Dataset:

##########

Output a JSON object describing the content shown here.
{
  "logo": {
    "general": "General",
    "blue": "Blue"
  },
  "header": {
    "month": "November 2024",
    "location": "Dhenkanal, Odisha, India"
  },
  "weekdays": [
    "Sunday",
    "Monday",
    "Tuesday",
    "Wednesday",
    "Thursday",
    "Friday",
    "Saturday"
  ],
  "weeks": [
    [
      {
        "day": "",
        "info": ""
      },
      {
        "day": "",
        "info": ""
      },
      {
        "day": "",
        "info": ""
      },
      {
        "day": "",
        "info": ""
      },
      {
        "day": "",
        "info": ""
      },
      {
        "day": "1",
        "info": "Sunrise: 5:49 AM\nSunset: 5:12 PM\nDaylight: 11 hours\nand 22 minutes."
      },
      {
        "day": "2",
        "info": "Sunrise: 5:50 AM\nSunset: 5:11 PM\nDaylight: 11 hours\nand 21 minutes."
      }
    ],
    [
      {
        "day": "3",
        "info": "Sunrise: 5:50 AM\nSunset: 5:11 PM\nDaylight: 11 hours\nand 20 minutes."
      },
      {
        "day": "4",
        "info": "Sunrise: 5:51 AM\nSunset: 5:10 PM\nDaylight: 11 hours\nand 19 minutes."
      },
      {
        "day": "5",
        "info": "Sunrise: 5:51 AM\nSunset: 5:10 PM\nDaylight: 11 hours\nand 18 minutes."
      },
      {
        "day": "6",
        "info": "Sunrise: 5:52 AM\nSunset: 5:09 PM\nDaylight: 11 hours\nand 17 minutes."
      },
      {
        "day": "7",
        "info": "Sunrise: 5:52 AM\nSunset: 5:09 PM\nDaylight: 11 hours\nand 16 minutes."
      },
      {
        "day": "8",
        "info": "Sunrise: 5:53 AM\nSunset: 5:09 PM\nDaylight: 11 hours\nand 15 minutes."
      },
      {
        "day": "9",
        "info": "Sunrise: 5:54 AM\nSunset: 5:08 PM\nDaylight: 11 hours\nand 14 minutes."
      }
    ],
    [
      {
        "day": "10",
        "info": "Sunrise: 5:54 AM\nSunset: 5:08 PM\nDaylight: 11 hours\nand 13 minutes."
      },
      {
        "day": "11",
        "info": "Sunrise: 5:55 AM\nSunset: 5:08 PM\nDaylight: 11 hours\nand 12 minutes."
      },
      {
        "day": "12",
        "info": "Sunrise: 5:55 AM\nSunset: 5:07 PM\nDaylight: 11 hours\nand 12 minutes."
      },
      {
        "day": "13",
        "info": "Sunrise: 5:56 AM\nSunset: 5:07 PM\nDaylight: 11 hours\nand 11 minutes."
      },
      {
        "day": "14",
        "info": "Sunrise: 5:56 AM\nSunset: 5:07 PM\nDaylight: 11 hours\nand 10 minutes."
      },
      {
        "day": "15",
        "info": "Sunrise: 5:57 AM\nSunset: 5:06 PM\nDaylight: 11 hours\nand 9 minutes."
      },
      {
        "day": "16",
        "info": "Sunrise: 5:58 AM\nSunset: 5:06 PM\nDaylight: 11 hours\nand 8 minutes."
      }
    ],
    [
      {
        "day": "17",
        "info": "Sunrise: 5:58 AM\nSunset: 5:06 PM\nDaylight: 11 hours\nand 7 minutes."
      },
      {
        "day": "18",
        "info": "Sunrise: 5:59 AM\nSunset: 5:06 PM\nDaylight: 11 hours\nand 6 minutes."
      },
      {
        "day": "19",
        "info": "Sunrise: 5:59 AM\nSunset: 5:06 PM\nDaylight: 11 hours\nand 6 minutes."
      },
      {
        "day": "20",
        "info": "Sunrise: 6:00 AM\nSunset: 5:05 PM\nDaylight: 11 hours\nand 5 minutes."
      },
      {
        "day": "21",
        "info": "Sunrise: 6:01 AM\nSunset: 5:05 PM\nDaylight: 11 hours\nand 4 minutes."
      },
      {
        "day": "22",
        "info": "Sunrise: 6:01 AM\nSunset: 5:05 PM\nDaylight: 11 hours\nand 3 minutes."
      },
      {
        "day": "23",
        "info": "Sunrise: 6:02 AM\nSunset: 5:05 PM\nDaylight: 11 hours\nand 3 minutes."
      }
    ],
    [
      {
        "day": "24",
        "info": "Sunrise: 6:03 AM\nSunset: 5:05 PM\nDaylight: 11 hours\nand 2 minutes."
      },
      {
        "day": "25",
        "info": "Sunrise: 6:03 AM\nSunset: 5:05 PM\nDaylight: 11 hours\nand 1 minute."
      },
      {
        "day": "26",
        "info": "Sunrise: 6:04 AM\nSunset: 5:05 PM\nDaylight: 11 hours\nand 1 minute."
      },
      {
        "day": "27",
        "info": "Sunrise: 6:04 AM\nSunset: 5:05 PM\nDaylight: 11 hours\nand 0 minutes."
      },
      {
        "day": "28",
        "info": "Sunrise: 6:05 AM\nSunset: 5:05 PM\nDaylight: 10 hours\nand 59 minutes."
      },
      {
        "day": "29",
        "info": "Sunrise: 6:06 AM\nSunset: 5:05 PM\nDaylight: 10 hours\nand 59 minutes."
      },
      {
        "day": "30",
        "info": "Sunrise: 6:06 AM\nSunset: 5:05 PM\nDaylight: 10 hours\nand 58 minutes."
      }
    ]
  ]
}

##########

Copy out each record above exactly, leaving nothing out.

Output a JSON object describing the content shown here.
{
  "logo": {
    "general": "General",
    "blue": "Blue"
  },
  "header": {
    "month": "November 2024",
    "location": "Dhenkanal, Odisha, India"
  },
  "weekdays": [
    "Sunday",
    "Monday",
    "Tuesday",
    "Wednesday",
    "Thursday",
    "Friday",
    "Saturday"
  ],
  "weeks": [
    [
      {
        "day": "",
        "info": ""
      },
      {
        "day": "",
        "info": ""
      },
      {
        "day": "",
        "info": ""
      },
      {
        "day": "",
        "info": ""
      },
      {
        "day": "",
        "info": ""
      },
      {
        "day": "1",
        "info": "Sunrise: 5:49 AM\nSunset: 5:12 PM\nDaylight: 11 hours\nand 22 minutes."
      },
      {
        "day": "2",
        "info": "Sunrise: 5:50 AM\nSunset: 5:11 PM\nDaylight: 11 hours\nand 21 minutes."
      }
    ],
    [
      {
        "day": "3",
        "info": "Sunrise: 5:50 AM\nSunset: 5:11 PM\nDaylight: 11 hours\nand 20 minutes."
      },
      {
        "day": "4",
        "info": "Sunrise: 5:51 AM\nSunset: 5:10 PM\nDaylight: 11 hours\nand 19 minutes."
      },
      {
        "day": "5",
        "info": "Sunrise: 5:51 AM\nSunset: 5:10 PM\nDaylight: 11 hours\nand 18 minutes."
      },
      {
        "day": "6",
        "info": "Sunrise: 5:52 AM\nSunset: 5:09 PM\nDaylight: 11 hours\nand 17 minutes."
      },
      {
        "day": "7",
        "info": "Sunrise: 5:52 AM\nSunset: 5:09 PM\nDaylight: 11 hours\nand 16 minutes."
      },
      {
        "day": "8",
        "info": "Sunrise: 5:53 AM\nSunset: 5:09 PM\nDaylight: 11 hours\nand 15 minutes."
      },
      {
        "day": "9",
        "info": "Sunrise: 5:54 AM\nSunset: 5:08 PM\nDaylight: 11 hours\nand 14 minutes."
      }
    ],
    [
      {
        "day": "10",
        "info": "Sunrise: 5:54 AM\nSunset: 5:08 PM\nDaylight: 11 hours\nand 13 minutes."
      },
      {
        "day": "11",
        "info": "Sunrise: 5:55 AM\nSunset: 5:08 PM\nDaylight: 11 hours\nand 12 minutes."
      },
      {
        "day": "12",
        "info": "Sunrise: 5:55 AM\nSunset: 5:07 PM\nDaylight: 11 hours\nand 12 minutes."
      },
      {
        "day": "13",
        "info": "Sunrise: 5:56 AM\nSunset: 5:07 PM\nDaylight: 11 hours\nand 11 minutes."
      },
      {
        "day": "14",
        "info": "Sunrise: 5:56 AM\nSunset: 5:07 PM\nDaylight: 11 hours\nand 10 minutes."
      },
      {
        "day": "15",
        "info": "Sunrise: 5:57 AM\nSunset: 5:06 PM\nDaylight: 11 hours\nand 9 minutes."
      },
      {
        "day": "16",
        "info": "Sunrise: 5:58 AM\nSunset: 5:06 PM\nDaylight: 11 hours\nand 8 minutes."
      }
    ],
    [
      {
        "day": "17",
        "info": "Sunrise: 5:58 AM\nSunset: 5:06 PM\nDaylight: 11 hours\nand 7 minutes."
      },
      {
        "day": "18",
        "info": "Sunrise: 5:59 AM\nSunset: 5:06 PM\nDaylight: 11 hours\nand 6 minutes."
      },
      {
        "day": "19",
        "info": "Sunrise: 5:59 AM\nSunset: 5:06 PM\nDaylight: 11 hours\nand 6 minutes."
      },
      {
        "day": "20",
        "info": "Sunrise: 6:00 AM\nSunset: 5:05 PM\nDaylight: 11 hours\nand 5 minutes."
      },
      {
        "day": "21",
        "info": "Sunrise: 6:01 AM\nSunset: 5:05 PM\nDaylight: 11 hours\nand 4 minutes."
      },
      {
        "day": "22",
        "info": "Sunrise: 6:01 AM\nSunset: 5:05 PM\nDaylight: 11 hours\nand 3 minutes."
      },
      {
        "day": "23",
        "info": "Sunrise: 6:02 AM\nSunset: 5:05 PM\nDaylight: 11 hours\nand 3 minutes."
      }
    ],
    [
      {
        "day": "24",
        "info": "Sunrise: 6:03 AM\nSunset: 5:05 PM\nDaylight: 11 hours\nand 2 minutes."
      },
      {
        "day": "25",
        "info": "Sunrise: 6:03 AM\nSunset: 5:05 PM\nDaylight: 11 hours\nand 1 minute."
      },
      {
        "day": "26",
        "info": "Sunrise: 6:04 AM\nSunset: 5:05 PM\nDaylight: 11 hours\nand 1 minute."
      },
      {
        "day": "27",
        "info": "Sunrise: 6:04 AM\nSunset: 5:05 PM\nDaylight: 11 hours\nand 0 minutes."
      },
      {
        "day": "28",
        "info": "Sunrise: 6:05 AM\nSunset: 5:05 PM\nDaylight: 10 hours\nand 59 minutes."
      },
      {
        "day": "29",
        "info": "Sunrise: 6:06 AM\nSunset: 5:05 PM\nDaylight: 10 hours\nand 59 minutes."
      },
      {
        "day": "30",
        "info": "Sunrise: 6:06 AM\nSunset: 5:05 PM\nDaylight: 10 hours\nand 58 minutes."
      }
    ]
  ]
}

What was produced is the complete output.